Locations with the most car accidents

Over half of crash deaths occur on rural roads, while 45% occur on urban roads. Rural roads have a fatality rate 2 times higher than urban roads. Intersections are a common site for crashes, accounting for roughly 40% of all reported crashes.

Economic and Societal Impact of Car Accidents

The costs of car accidents go far beyond vehicle damage and medical bills. Crashes have far-reaching economic and societal impacts that affect us all. The economic cost of car accidents in the U.S. is over $242 billion per year, including lost productivity, medical costs, legal and court costs, emergency service costs, insurance administration costs, congestion costs, property damage, and workplace losses.

Impact on insurance rates

Car accidents are a primary factor in determining auto insurance rates. Drivers with an at-fault accident pay an average of 45% more for car insurance than drivers with a clean record. Rates can remain elevated for many years after an accident.

Societal consequences of car accidents

Beyond the economic costs, car accidents inflict immense physical and emotional suffering. They are a leading cause of death and disability, especially among younger populations. Crashes can lead to lifelong injuries, lost income, and strained relationships for victims and their families.

Key Takeaway: 

Car accidents are a major issue in the U.S., with distracted driving, speeding, and drunk driving as top causes.
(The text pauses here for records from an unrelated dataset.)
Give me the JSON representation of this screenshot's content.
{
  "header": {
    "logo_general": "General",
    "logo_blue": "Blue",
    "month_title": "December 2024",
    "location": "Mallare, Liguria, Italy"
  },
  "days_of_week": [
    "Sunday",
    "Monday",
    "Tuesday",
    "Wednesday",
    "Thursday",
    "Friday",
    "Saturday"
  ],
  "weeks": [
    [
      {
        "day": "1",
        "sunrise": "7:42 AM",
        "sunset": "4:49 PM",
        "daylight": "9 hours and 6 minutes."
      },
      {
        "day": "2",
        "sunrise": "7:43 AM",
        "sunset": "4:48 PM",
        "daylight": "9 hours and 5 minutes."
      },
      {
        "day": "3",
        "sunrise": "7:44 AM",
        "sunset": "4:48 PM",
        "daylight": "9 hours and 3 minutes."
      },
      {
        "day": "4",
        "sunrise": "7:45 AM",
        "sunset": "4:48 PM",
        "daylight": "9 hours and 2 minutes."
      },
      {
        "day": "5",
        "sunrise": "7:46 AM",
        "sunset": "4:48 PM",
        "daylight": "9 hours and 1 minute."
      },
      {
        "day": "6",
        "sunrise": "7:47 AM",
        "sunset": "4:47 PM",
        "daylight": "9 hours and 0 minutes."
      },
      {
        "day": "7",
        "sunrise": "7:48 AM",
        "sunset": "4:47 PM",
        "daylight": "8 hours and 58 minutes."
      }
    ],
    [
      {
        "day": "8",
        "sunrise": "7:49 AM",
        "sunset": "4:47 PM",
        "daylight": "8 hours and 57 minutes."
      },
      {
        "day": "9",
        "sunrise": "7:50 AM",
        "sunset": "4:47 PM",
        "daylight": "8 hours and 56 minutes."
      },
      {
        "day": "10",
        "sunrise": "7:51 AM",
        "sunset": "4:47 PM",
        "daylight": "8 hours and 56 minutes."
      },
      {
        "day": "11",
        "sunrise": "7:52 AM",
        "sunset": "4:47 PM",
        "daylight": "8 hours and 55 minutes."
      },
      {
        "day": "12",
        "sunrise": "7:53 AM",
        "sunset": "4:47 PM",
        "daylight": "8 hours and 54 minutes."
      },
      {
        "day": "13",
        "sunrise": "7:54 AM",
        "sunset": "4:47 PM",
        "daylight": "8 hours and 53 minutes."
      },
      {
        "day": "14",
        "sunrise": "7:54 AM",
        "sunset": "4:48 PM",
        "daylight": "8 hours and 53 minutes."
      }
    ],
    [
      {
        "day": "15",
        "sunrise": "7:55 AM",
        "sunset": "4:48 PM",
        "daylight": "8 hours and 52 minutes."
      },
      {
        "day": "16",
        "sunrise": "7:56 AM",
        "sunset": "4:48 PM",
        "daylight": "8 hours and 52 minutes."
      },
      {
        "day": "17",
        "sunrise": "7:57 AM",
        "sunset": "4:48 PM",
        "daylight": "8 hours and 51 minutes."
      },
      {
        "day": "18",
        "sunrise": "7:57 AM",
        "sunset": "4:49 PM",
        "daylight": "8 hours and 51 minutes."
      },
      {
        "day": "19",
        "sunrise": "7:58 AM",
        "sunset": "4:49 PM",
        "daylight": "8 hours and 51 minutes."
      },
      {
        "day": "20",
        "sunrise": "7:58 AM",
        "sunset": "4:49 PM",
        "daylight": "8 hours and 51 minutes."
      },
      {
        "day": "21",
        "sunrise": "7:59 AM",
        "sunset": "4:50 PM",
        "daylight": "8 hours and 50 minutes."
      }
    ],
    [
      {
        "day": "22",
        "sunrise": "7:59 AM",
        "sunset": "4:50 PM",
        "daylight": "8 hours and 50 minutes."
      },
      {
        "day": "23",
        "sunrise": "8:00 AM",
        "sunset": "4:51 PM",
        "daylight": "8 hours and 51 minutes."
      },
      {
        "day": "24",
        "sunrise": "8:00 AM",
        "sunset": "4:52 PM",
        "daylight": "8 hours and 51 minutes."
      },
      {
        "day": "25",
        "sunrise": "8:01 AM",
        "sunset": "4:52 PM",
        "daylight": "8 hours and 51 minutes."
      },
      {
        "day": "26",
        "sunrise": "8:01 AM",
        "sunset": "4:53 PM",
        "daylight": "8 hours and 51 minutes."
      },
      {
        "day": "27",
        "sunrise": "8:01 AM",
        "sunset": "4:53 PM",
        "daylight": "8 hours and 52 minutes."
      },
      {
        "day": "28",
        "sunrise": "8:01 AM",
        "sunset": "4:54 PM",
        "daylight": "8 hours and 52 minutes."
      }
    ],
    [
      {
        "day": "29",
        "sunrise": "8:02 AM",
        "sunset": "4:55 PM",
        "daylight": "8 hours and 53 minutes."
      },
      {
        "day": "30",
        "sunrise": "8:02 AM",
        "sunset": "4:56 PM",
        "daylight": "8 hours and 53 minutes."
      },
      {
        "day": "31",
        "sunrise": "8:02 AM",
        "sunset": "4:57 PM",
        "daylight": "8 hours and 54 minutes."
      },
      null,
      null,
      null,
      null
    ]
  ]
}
Seat belts save lives, yet not everyone buckles up. The type of vehicle you drive also affects your crash risk. Stay aware to stay safe.


Car accident statistics paint a grim picture, but there may be hope. By understanding the risks and taking proactive steps to stay safe, we can all do our part to reduce the number of crashes on our roads.

Remember, every time you get behind the wheel, you’re not just responsible for your own life – you’re responsible for the lives of everyone around you. So put down the phone, slow down, and stay alert. Your loved ones are counting on you to make it home safely.

Let’s work together to make our roads a safer place for everyone. Because at the end of the day, even one car accident is one too many.


About the Author

Best In Law Editorial Team

Our Best in Law Editorial Team strives to clarify complex legal topics, offering readers a reliable source for comprehensive, well-researched, and thought-provoking legal insight and attorney selection. Stay informed and empowered with the wisdom of our experienced legal team.

About Us

At “Best In Law” we are driven by a mission to highlight outstanding contributions across the legal industry. Selections are not paid and are based solely on merit. Our articles are written by our experienced legal team.

Contact Us